[GIVEN ENTRIES]
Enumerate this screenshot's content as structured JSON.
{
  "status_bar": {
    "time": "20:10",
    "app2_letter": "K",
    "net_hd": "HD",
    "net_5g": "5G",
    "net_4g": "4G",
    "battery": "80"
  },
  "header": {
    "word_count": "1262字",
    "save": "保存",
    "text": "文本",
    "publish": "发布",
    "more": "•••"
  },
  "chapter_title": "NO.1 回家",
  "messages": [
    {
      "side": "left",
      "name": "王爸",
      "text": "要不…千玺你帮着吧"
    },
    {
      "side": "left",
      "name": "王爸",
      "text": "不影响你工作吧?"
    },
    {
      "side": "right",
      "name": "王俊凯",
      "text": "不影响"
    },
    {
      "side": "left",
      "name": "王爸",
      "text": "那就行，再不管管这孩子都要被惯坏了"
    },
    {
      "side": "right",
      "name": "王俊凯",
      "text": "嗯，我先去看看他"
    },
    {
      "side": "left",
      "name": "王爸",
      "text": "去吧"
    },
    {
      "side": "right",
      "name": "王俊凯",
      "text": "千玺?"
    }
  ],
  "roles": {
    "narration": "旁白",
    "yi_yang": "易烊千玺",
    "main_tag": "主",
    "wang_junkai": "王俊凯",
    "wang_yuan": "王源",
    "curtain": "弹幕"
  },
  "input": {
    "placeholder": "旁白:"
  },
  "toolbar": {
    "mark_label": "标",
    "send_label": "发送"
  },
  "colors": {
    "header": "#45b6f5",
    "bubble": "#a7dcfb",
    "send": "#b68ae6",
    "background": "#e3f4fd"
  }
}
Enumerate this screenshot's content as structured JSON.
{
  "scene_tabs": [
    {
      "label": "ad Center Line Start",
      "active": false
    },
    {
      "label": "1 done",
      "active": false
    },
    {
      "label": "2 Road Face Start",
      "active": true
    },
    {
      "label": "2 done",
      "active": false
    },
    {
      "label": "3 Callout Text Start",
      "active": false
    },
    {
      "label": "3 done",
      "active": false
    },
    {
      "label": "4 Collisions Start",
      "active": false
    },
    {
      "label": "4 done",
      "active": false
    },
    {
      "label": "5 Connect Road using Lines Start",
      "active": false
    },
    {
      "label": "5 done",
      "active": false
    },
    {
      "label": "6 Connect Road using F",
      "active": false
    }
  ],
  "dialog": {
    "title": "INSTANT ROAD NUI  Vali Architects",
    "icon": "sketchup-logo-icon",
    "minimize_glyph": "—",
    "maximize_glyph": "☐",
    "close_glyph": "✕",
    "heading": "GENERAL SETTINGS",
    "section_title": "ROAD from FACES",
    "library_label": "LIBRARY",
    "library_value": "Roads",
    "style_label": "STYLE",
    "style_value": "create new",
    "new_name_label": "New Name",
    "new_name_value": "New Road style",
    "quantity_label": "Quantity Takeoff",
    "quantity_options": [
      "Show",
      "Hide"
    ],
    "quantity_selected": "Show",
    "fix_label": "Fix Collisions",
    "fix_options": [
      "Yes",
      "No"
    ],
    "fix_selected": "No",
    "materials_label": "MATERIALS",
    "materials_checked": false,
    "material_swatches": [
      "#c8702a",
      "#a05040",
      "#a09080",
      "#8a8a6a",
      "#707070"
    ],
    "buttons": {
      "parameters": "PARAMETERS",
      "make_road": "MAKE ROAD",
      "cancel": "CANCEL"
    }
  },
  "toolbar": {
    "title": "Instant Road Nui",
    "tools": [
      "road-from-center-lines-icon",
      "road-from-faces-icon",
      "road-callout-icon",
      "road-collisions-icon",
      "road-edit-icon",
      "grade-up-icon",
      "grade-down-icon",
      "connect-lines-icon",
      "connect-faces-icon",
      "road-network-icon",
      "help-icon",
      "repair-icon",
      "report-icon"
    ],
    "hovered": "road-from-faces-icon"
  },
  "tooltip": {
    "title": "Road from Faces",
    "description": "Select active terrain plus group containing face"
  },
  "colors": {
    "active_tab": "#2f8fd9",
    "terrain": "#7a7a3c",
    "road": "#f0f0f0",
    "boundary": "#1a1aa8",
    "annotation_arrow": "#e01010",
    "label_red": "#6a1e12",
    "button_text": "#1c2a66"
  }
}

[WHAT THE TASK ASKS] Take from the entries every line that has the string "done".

[EXPECTED ANSWER]
      "label": "1 done",
      "label": "2 done",
      "label": "3 done",
      "label": "4 done",
      "label": "5 done",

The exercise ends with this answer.